Document Type: Review article
Department of Biochemistry, School of Veterinary Medicine, University of Shiraz, Shiraz, Iran
The enzyme rhodanese (thiosulfate: cyanide sulfurtransferase) is a ubiquitous enzyme and its activity is
present in all living organisms. Many functions including cyanide detoxification, formation of iron-sulfur
centers and participation in energy metabolism have been attributed to this enzyme. The enzyme catalyzes
the transfer of a sulfur atom from sulfane containing compounds (such as thiosulfate) to thiophilic anions

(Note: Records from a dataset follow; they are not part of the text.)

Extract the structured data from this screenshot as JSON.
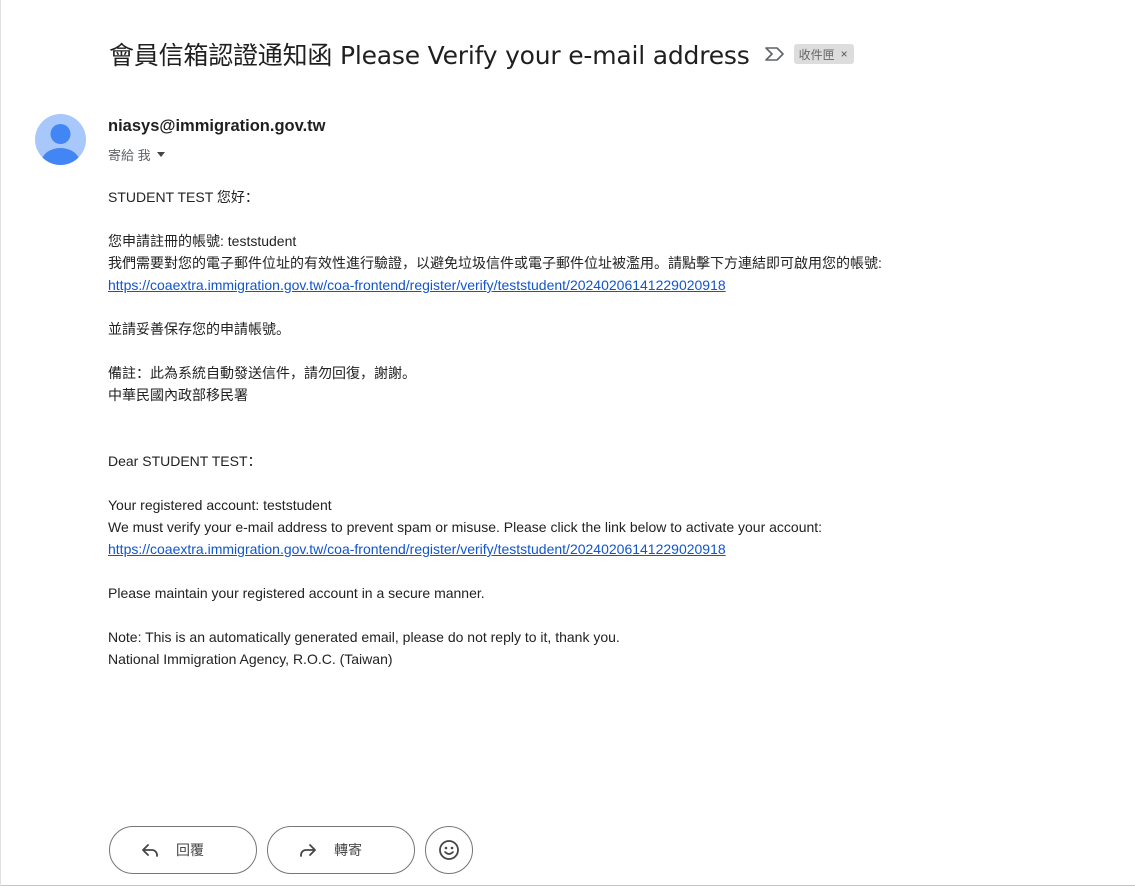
{
  "message": {
    "subject": "會員信箱認證通知函 Please Verify your e-mail address",
    "label": "收件匣",
    "label_remove": "×",
    "sender": "niasys@immigration.gov.tw",
    "recipient": "寄給 我"
  },
  "body": {
    "zh_greeting": "STUDENT TEST 您好：",
    "zh_account": "您申請註冊的帳號: teststudent",
    "zh_instruction": "我們需要對您的電子郵件位址的有效性進行驗證，以避免垃圾信件或電子郵件位址被濫用。請點擊下方連結即可啟用您的帳號:",
    "zh_link": "https://coaextra.immigration.gov.tw/coa-frontend/register/verify/teststudent/20240206141229020918",
    "zh_keep": "並請妥善保存您的申請帳號。",
    "zh_note": "備註：此為系統自動發送信件，請勿回復，謝謝。",
    "zh_org": "中華民國內政部移民署",
    "en_greeting": "Dear STUDENT TEST：",
    "en_account": "Your registered account: teststudent",
    "en_instruction": "We must verify your e-mail address to prevent spam or misuse. Please click the link below to activate your account:",
    "en_link": "https://coaextra.immigration.gov.tw/coa-frontend/register/verify/teststudent/20240206141229020918",
    "en_keep": "Please maintain your registered account in a secure manner.",
    "en_note": "Note: This is an automatically generated email, please do not reply to it, thank you.",
    "en_org": "National Immigration Agency, R.O.C. (Taiwan)"
  },
  "actions": {
    "reply_label": "回覆",
    "forward_label": "轉寄"
  },
  "icons": {
    "important": "importance-marker-icon",
    "reply": "reply-arrow-icon",
    "forward": "forward-arrow-icon",
    "emoji": "smiley-face-icon",
    "avatar": "person-avatar-icon"
  },
  "colors": {
    "link": "#1155cc",
    "avatar_bg": "#a8c7fa",
    "avatar_fg": "#4285f4",
    "chip_bg": "#dddddd"
  }
}
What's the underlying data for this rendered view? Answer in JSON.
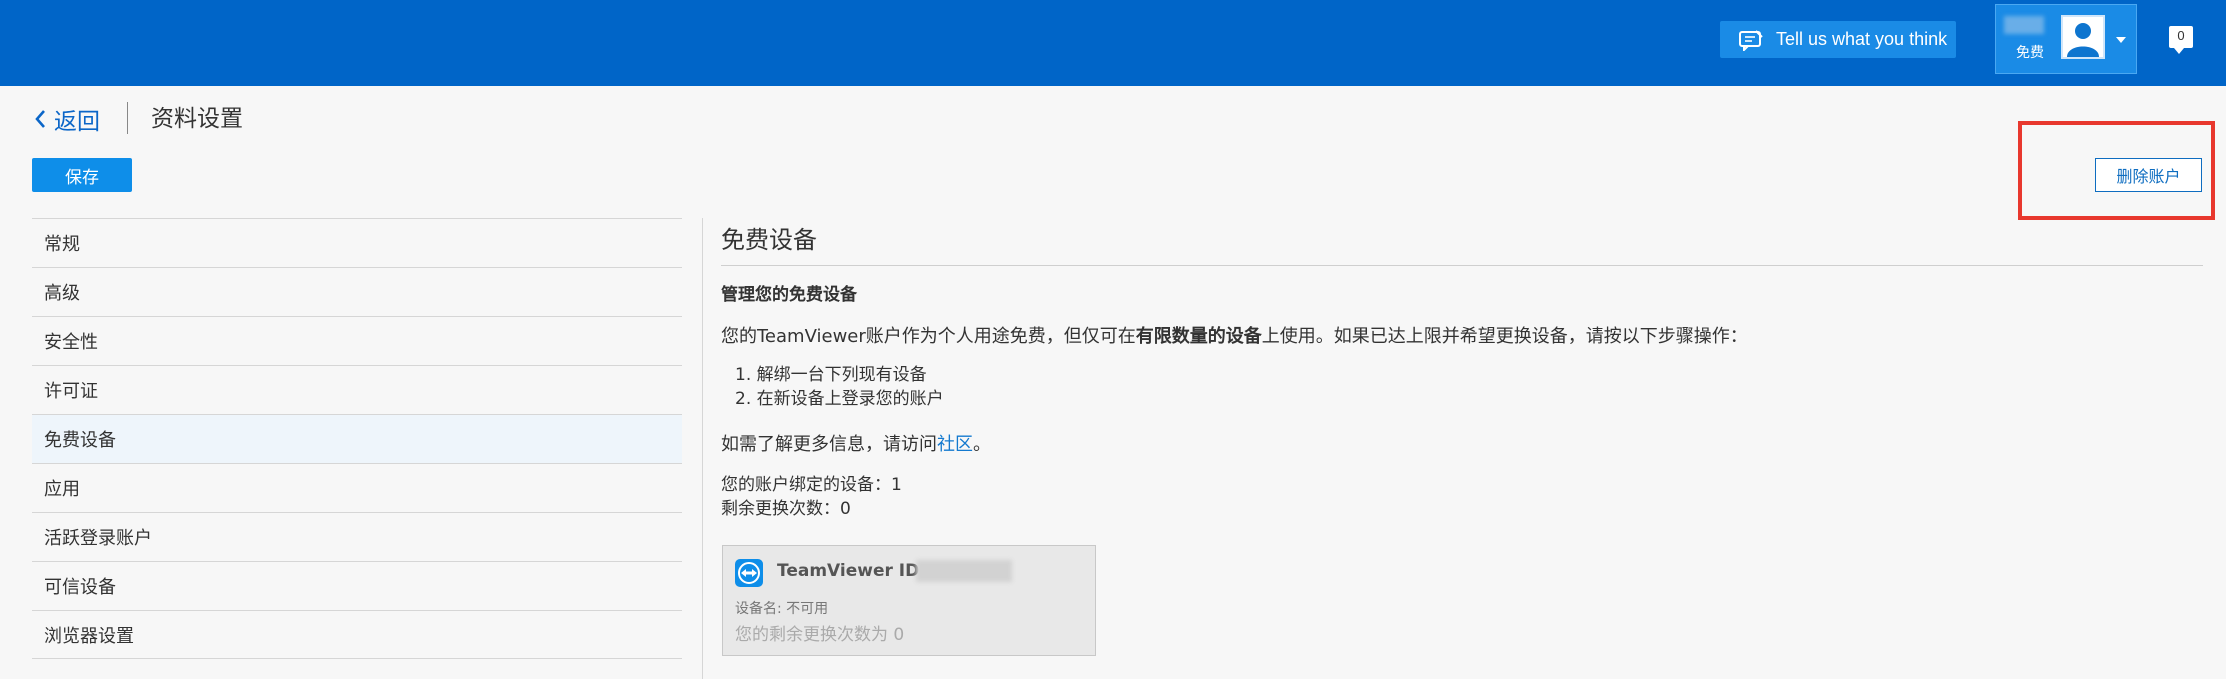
{
  "topbar": {
    "feedback_label": "Tell us what you think",
    "account_plan": "免费",
    "notification_count": "0",
    "brand_color": "#0065c8"
  },
  "header": {
    "back_label": "返回",
    "title": "资料设置",
    "save_label": "保存",
    "delete_account_label": "删除账户"
  },
  "sidebar": {
    "items": [
      {
        "label": "常规"
      },
      {
        "label": "高级"
      },
      {
        "label": "安全性"
      },
      {
        "label": "许可证"
      },
      {
        "label": "免费设备"
      },
      {
        "label": "应用"
      },
      {
        "label": "活跃登录账户"
      },
      {
        "label": "可信设备"
      },
      {
        "label": "浏览器设置"
      }
    ],
    "active_index": 4
  },
  "main": {
    "section_title": "免费设备",
    "subheading": "管理您的免费设备",
    "desc_pre": "您的TeamViewer账户作为个人用途免费，但仅可在",
    "desc_bold": "有限数量的设备",
    "desc_post": "上使用。如果已达上限并希望更换设备，请按以下步骤操作：",
    "steps": [
      "1. 解绑一台下列现有设备",
      "2. 在新设备上登录您的账户"
    ],
    "more_info_pre": "如需了解更多信息，请访问",
    "more_info_link": "社区",
    "more_info_post": "。",
    "bound_devices": "您的账户绑定的设备：1",
    "remaining_swaps": "剩余更换次数：0",
    "device_card": {
      "id_label": "TeamViewer ID: ",
      "device_name": "设备名: 不可用",
      "remaining_text": "您的剩余更换次数为 0"
    }
  },
  "icons": {
    "feedback": "feedback-icon",
    "avatar": "user-avatar-icon",
    "notification": "notification-icon",
    "back": "chevron-left-icon",
    "teamviewer": "teamviewer-logo-icon"
  }
}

(such as cyanide). The sulfhydryl group of cysteine-247 in the molecule of rhodanese participates in a double displacement of sulfur transfer mechanism. In this review attempt will be made to summarize the latest information available on the molecular properties and the pattern of distribution of rhodanese in different tissues of domestic animals and to combine these different lines of research to arrive at a plausible

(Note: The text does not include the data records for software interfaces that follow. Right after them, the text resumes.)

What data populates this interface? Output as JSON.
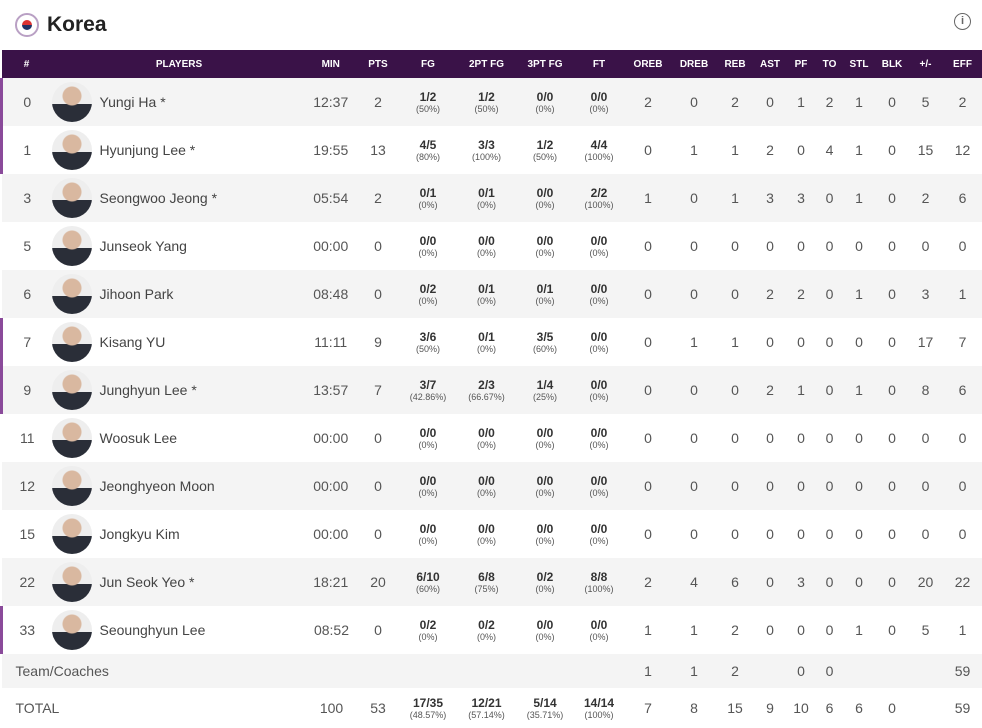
{
  "header": {
    "title": "Korea",
    "info_icon": "i"
  },
  "columns": [
    "#",
    "PLAYERS",
    "MIN",
    "PTS",
    "FG",
    "2PT FG",
    "3PT FG",
    "FT",
    "OREB",
    "DREB",
    "REB",
    "AST",
    "PF",
    "TO",
    "STL",
    "BLK",
    "+/-",
    "EFF"
  ],
  "players": [
    {
      "no": "0",
      "name": "Yungi Ha *",
      "on": true,
      "min": "12:37",
      "pts": "2",
      "fg": [
        "1/2",
        "(50%)"
      ],
      "fg2": [
        "1/2",
        "(50%)"
      ],
      "fg3": [
        "0/0",
        "(0%)"
      ],
      "ft": [
        "0/0",
        "(0%)"
      ],
      "s": [
        "2",
        "0",
        "2",
        "0",
        "1",
        "2",
        "1",
        "0",
        "5",
        "2"
      ]
    },
    {
      "no": "1",
      "name": "Hyunjung Lee *",
      "on": true,
      "min": "19:55",
      "pts": "13",
      "fg": [
        "4/5",
        "(80%)"
      ],
      "fg2": [
        "3/3",
        "(100%)"
      ],
      "fg3": [
        "1/2",
        "(50%)"
      ],
      "ft": [
        "4/4",
        "(100%)"
      ],
      "s": [
        "0",
        "1",
        "1",
        "2",
        "0",
        "4",
        "1",
        "0",
        "15",
        "12"
      ]
    },
    {
      "no": "3",
      "name": "Seongwoo Jeong *",
      "on": false,
      "min": "05:54",
      "pts": "2",
      "fg": [
        "0/1",
        "(0%)"
      ],
      "fg2": [
        "0/1",
        "(0%)"
      ],
      "fg3": [
        "0/0",
        "(0%)"
      ],
      "ft": [
        "2/2",
        "(100%)"
      ],
      "s": [
        "1",
        "0",
        "1",
        "3",
        "3",
        "0",
        "1",
        "0",
        "2",
        "6"
      ]
    },
    {
      "no": "5",
      "name": "Junseok Yang",
      "on": false,
      "min": "00:00",
      "pts": "0",
      "fg": [
        "0/0",
        "(0%)"
      ],
      "fg2": [
        "0/0",
        "(0%)"
      ],
      "fg3": [
        "0/0",
        "(0%)"
      ],
      "ft": [
        "0/0",
        "(0%)"
      ],
      "s": [
        "0",
        "0",
        "0",
        "0",
        "0",
        "0",
        "0",
        "0",
        "0",
        "0"
      ]
    },
    {
      "no": "6",
      "name": "Jihoon Park",
      "on": false,
      "min": "08:48",
      "pts": "0",
      "fg": [
        "0/2",
        "(0%)"
      ],
      "fg2": [
        "0/1",
        "(0%)"
      ],
      "fg3": [
        "0/1",
        "(0%)"
      ],
      "ft": [
        "0/0",
        "(0%)"
      ],
      "s": [
        "0",
        "0",
        "0",
        "2",
        "2",
        "0",
        "1",
        "0",
        "3",
        "1"
      ]
    },
    {
      "no": "7",
      "name": "Kisang YU",
      "on": true,
      "min": "11:11",
      "pts": "9",
      "fg": [
        "3/6",
        "(50%)"
      ],
      "fg2": [
        "0/1",
        "(0%)"
      ],
      "fg3": [
        "3/5",
        "(60%)"
      ],
      "ft": [
        "0/0",
        "(0%)"
      ],
      "s": [
        "0",
        "1",
        "1",
        "0",
        "0",
        "0",
        "0",
        "0",
        "17",
        "7"
      ]
    },
    {
      "no": "9",
      "name": "Junghyun Lee *",
      "on": true,
      "min": "13:57",
      "pts": "7",
      "fg": [
        "3/7",
        "(42.86%)"
      ],
      "fg2": [
        "2/3",
        "(66.67%)"
      ],
      "fg3": [
        "1/4",
        "(25%)"
      ],
      "ft": [
        "0/0",
        "(0%)"
      ],
      "s": [
        "0",
        "0",
        "0",
        "2",
        "1",
        "0",
        "1",
        "0",
        "8",
        "6"
      ]
    },
    {
      "no": "11",
      "name": "Woosuk Lee",
      "on": false,
      "min": "00:00",
      "pts": "0",
      "fg": [
        "0/0",
        "(0%)"
      ],
      "fg2": [
        "0/0",
        "(0%)"
      ],
      "fg3": [
        "0/0",
        "(0%)"
      ],
      "ft": [
        "0/0",
        "(0%)"
      ],
      "s": [
        "0",
        "0",
        "0",
        "0",
        "0",
        "0",
        "0",
        "0",
        "0",
        "0"
      ]
    },
    {
      "no": "12",
      "name": "Jeonghyeon Moon",
      "on": false,
      "min": "00:00",
      "pts": "0",
      "fg": [
        "0/0",
        "(0%)"
      ],
      "fg2": [
        "0/0",
        "(0%)"
      ],
      "fg3": [
        "0/0",
        "(0%)"
      ],
      "ft": [
        "0/0",
        "(0%)"
      ],
      "s": [
        "0",
        "0",
        "0",
        "0",
        "0",
        "0",
        "0",
        "0",
        "0",
        "0"
      ]
    },
    {
      "no": "15",
      "name": "Jongkyu Kim",
      "on": false,
      "min": "00:00",
      "pts": "0",
      "fg": [
        "0/0",
        "(0%)"
      ],
      "fg2": [
        "0/0",
        "(0%)"
      ],
      "fg3": [
        "0/0",
        "(0%)"
      ],
      "ft": [
        "0/0",
        "(0%)"
      ],
      "s": [
        "0",
        "0",
        "0",
        "0",
        "0",
        "0",
        "0",
        "0",
        "0",
        "0"
      ]
    },
    {
      "no": "22",
      "name": "Jun Seok Yeo *",
      "on": false,
      "min": "18:21",
      "pts": "20",
      "fg": [
        "6/10",
        "(60%)"
      ],
      "fg2": [
        "6/8",
        "(75%)"
      ],
      "fg3": [
        "0/2",
        "(0%)"
      ],
      "ft": [
        "8/8",
        "(100%)"
      ],
      "s": [
        "2",
        "4",
        "6",
        "0",
        "3",
        "0",
        "0",
        "0",
        "20",
        "22"
      ]
    },
    {
      "no": "33",
      "name": "Seounghyun Lee",
      "on": true,
      "min": "08:52",
      "pts": "0",
      "fg": [
        "0/2",
        "(0%)"
      ],
      "fg2": [
        "0/2",
        "(0%)"
      ],
      "fg3": [
        "0/0",
        "(0%)"
      ],
      "ft": [
        "0/0",
        "(0%)"
      ],
      "s": [
        "1",
        "1",
        "2",
        "0",
        "0",
        "0",
        "1",
        "0",
        "5",
        "1"
      ]
    }
  ],
  "team": {
    "label": "Team/Coaches",
    "s": [
      "1",
      "1",
      "2",
      "",
      "0",
      "0",
      "",
      "",
      "",
      "59"
    ]
  },
  "total": {
    "label": "TOTAL",
    "min": "100",
    "pts": "53",
    "fg": [
      "17/35",
      "(48.57%)"
    ],
    "fg2": [
      "12/21",
      "(57.14%)"
    ],
    "fg3": [
      "5/14",
      "(35.71%)"
    ],
    "ft": [
      "14/14",
      "(100%)"
    ],
    "s": [
      "7",
      "8",
      "15",
      "9",
      "10",
      "6",
      "6",
      "0",
      "",
      "59"
    ]
  }
}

explanation regarding the biological function of this important enzyme in living organisms.